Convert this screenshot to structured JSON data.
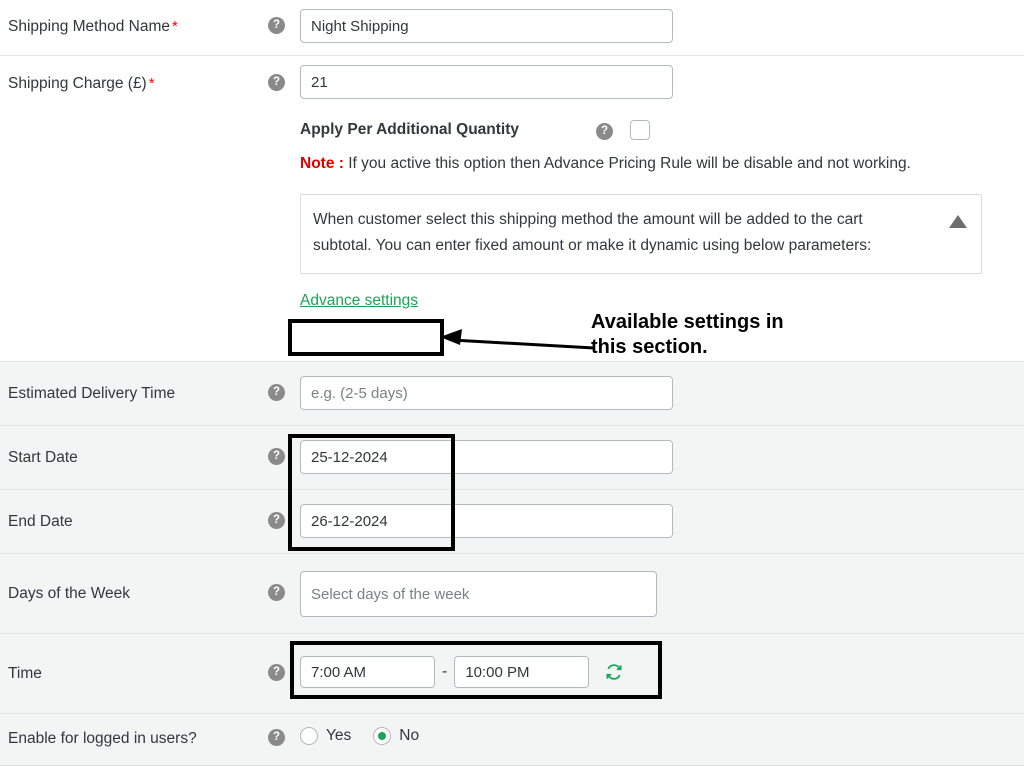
{
  "rows": [
    {
      "label": "Shipping Method Name",
      "required": true,
      "help_icon": "help-circle-icon",
      "value": "Night Shipping",
      "placeholder": ""
    },
    {
      "label": "Shipping Charge (£)",
      "required": true,
      "help_icon": "help-circle-icon",
      "value": "21",
      "placeholder": ""
    },
    {
      "label": "Estimated Delivery Time",
      "required": false,
      "help_icon": "help-circle-icon",
      "value": "",
      "placeholder": "e.g. (2-5 days)"
    },
    {
      "label": "Start Date",
      "required": false,
      "help_icon": "help-circle-icon",
      "value": "25-12-2024",
      "placeholder": ""
    },
    {
      "label": "End Date",
      "required": false,
      "help_icon": "help-circle-icon",
      "value": "26-12-2024",
      "placeholder": ""
    },
    {
      "label": "Days of the Week",
      "required": false,
      "help_icon": "help-circle-icon",
      "value": "",
      "placeholder": "Select days of the week"
    },
    {
      "label": "Time",
      "required": false,
      "help_icon": "help-circle-icon"
    },
    {
      "label": "Enable for logged in users?",
      "required": false,
      "help_icon": "help-circle-icon"
    }
  ],
  "apply_per_qty": {
    "label": "Apply Per Additional Quantity",
    "help_icon": "help-circle-icon",
    "checkbox_checked": false,
    "note_prefix": "Note :",
    "note_text": "If you active this option then Advance Pricing Rule will be disable and not working.",
    "note_prefix_color": "#e00000"
  },
  "info_box": {
    "text": "When customer select this shipping method the amount will be added to the cart subtotal. You can enter fixed amount or make it dynamic using below parameters:",
    "collapse_icon": "caret-up-icon"
  },
  "advance_settings": {
    "label": "Advance settings",
    "color": "#1aa558"
  },
  "time_row": {
    "start_value": "7:00 AM",
    "end_value": "10:00 PM",
    "separator": "-",
    "refresh_icon": "refresh-icon",
    "refresh_color": "#1aa558"
  },
  "logged_in_users": {
    "yes_label": "Yes",
    "no_label": "No",
    "selected": "No",
    "accent_color": "#1aa558"
  },
  "annotations": {
    "callout_text_line1": "Available settings in",
    "callout_text_line2": "this section.",
    "highlight_color": "#000000"
  }
}
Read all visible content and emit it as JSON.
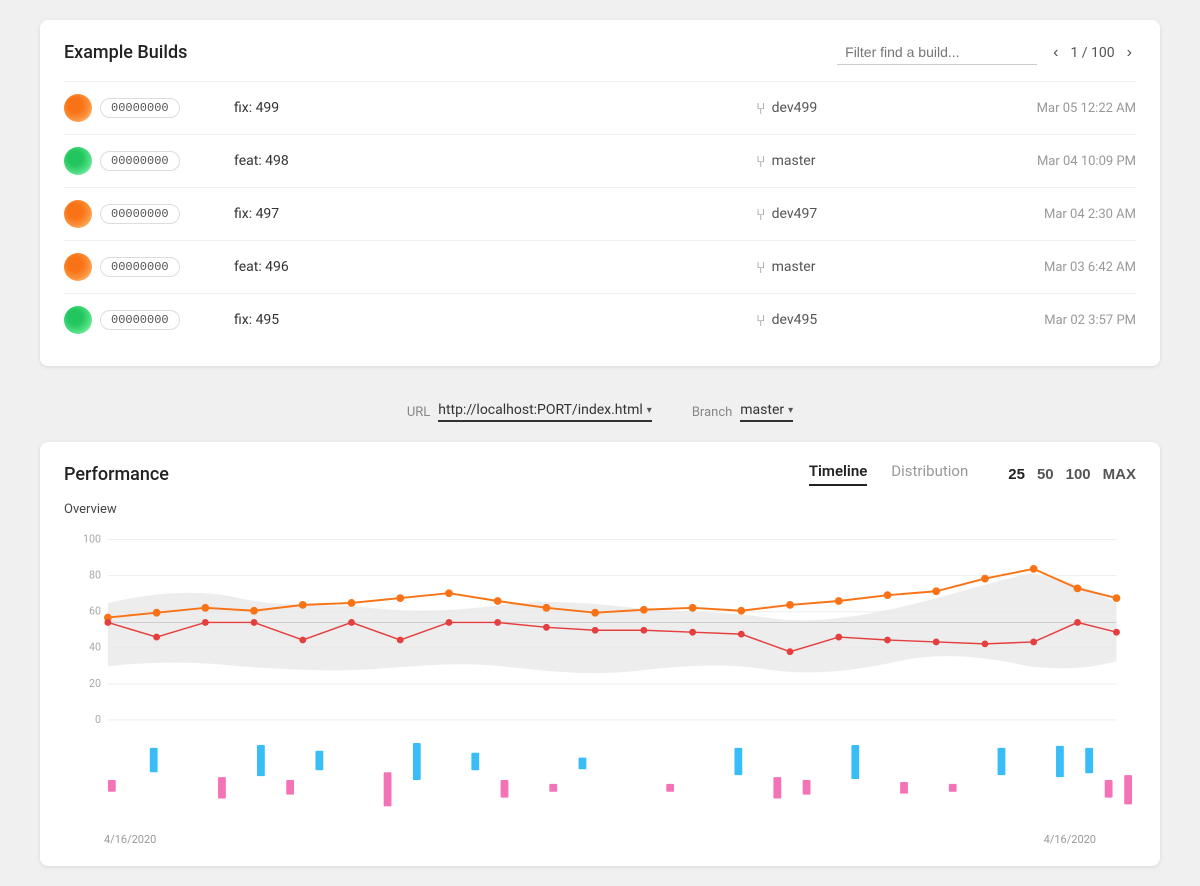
{
  "page": {
    "title": "Example Builds"
  },
  "filter": {
    "placeholder": "Filter find a build..."
  },
  "pagination": {
    "current": 1,
    "total": 100,
    "display": "1 / 100"
  },
  "builds": [
    {
      "id": "00000000",
      "name": "fix: 499",
      "branch": "dev499",
      "date": "Mar 05 12:22 AM",
      "avatar_type": "1"
    },
    {
      "id": "00000000",
      "name": "feat: 498",
      "branch": "master",
      "date": "Mar 04 10:09 PM",
      "avatar_type": "2"
    },
    {
      "id": "00000000",
      "name": "fix: 497",
      "branch": "dev497",
      "date": "Mar 04 2:30 AM",
      "avatar_type": "3"
    },
    {
      "id": "00000000",
      "name": "feat: 496",
      "branch": "master",
      "date": "Mar 03 6:42 AM",
      "avatar_type": "4"
    },
    {
      "id": "00000000",
      "name": "fix: 495",
      "branch": "dev495",
      "date": "Mar 02 3:57 PM",
      "avatar_type": "5"
    }
  ],
  "url_bar": {
    "url_label": "URL",
    "url_value": "http://localhost:PORT/index.html",
    "branch_label": "Branch",
    "branch_value": "master"
  },
  "performance": {
    "title": "Performance",
    "tabs": [
      "Timeline",
      "Distribution"
    ],
    "active_tab": "Timeline",
    "count_buttons": [
      "25",
      "50",
      "100",
      "MAX"
    ],
    "active_count": "25",
    "overview_label": "Overview",
    "y_axis": [
      "100",
      "80",
      "60",
      "40",
      "20",
      "0"
    ],
    "date_start": "4/16/2020",
    "date_end": "4/16/2020"
  }
}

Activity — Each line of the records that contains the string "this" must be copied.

Result of the exercise —
Convert this screenshot to structured JSON data.
    "note_text": "If you active this option then Advance Pricing Rule will be disable and not working.",
    "text": "When customer select this shipping method the amount will be added to the cart subtotal. You can enter fixed amount or make it dynamic using below parameters:",
    "callout_text_line2": "this section.",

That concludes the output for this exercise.